Bell’s Palsy Causes And Remedies
There are about 40,000 cases of Bell’s palsy reported annually in the United States. Bell’s palsy usually affects just one side of the face. If the nerve that controls muscles of the face is inflamed or damaged, one side of the face may droop, it may be difficult to blink or close the eye, and the person may be temporarily unable to move one side of the mouth. Drooling, tearing of the affected eye, and twitching are other symptoms. Some people may also experience ringing in the ear, pain around the jaw, loss of taste, headache, problems drinking or eating, or impaired speech or dizziness. In effect, the person experiences facial nerve paralysis.
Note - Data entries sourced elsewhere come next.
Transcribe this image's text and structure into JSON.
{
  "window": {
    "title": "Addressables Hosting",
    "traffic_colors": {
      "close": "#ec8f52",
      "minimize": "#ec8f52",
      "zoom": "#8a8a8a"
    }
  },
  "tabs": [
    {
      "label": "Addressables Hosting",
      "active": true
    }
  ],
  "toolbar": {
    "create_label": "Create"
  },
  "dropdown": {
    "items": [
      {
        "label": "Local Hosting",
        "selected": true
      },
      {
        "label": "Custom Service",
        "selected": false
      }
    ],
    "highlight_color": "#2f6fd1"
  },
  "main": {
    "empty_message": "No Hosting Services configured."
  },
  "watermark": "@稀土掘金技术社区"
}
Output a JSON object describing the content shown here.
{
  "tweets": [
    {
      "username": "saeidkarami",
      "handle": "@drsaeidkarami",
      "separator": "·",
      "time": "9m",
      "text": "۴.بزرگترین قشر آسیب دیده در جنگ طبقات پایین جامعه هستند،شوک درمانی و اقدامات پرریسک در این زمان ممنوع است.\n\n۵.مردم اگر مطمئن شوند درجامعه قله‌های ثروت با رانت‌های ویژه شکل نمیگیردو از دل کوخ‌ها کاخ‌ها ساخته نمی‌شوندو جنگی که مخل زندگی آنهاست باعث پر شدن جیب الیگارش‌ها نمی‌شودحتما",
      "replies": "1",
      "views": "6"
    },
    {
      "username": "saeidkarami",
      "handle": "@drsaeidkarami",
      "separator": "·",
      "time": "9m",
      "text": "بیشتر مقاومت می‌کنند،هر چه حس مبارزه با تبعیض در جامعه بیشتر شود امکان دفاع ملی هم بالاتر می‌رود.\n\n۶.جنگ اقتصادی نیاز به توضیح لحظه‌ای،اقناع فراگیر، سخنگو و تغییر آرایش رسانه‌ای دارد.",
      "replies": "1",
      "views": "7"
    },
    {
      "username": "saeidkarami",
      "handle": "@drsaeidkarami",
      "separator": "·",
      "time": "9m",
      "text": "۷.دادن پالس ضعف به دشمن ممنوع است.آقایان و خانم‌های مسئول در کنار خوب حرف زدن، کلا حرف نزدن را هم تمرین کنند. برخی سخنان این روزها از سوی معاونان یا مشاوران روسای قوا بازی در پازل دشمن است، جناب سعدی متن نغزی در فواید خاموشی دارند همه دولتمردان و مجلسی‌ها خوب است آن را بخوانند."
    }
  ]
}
Bell’s palsy can be caused by trauma, but most often it is caused by a virus that affects the facial nerve. The nerve becomes inflamed causing typical Bell’s palsy neuritis symptoms. The inflamed nerve is unable to carry messages from the brain to the facial muscles, resulting in temporary paralysis. If you are experiencing these symptoms, it is important for you to seek medical attention. Other more serious conditions like a stroke or pinched nerve can cause partial paralysis and neuropathy pain. People who have compromised immune systems, who are diabetic or pregnant, or who have the flu or a cold are at higher risk than the general population. Those with high blood pressure, sarcoidosis, Lyme disease or tumors are also more likely to develop this condition.
Once symptoms appear, they are likely to worsen for the first 48 hours. Three out of four people recover without any treatment at all. Whether or not they receive treatment, the majority of people start to get better in about two weeks. Almost all patients are fully recovered in three to six months.
Bell’s palsy should not be confused with Erb’s palsy which affects infants and toddlers and results in limited movement in one arm or the other. In this case, a nerve in the shoulder area is pinched, possibly because of trauma during the birth process.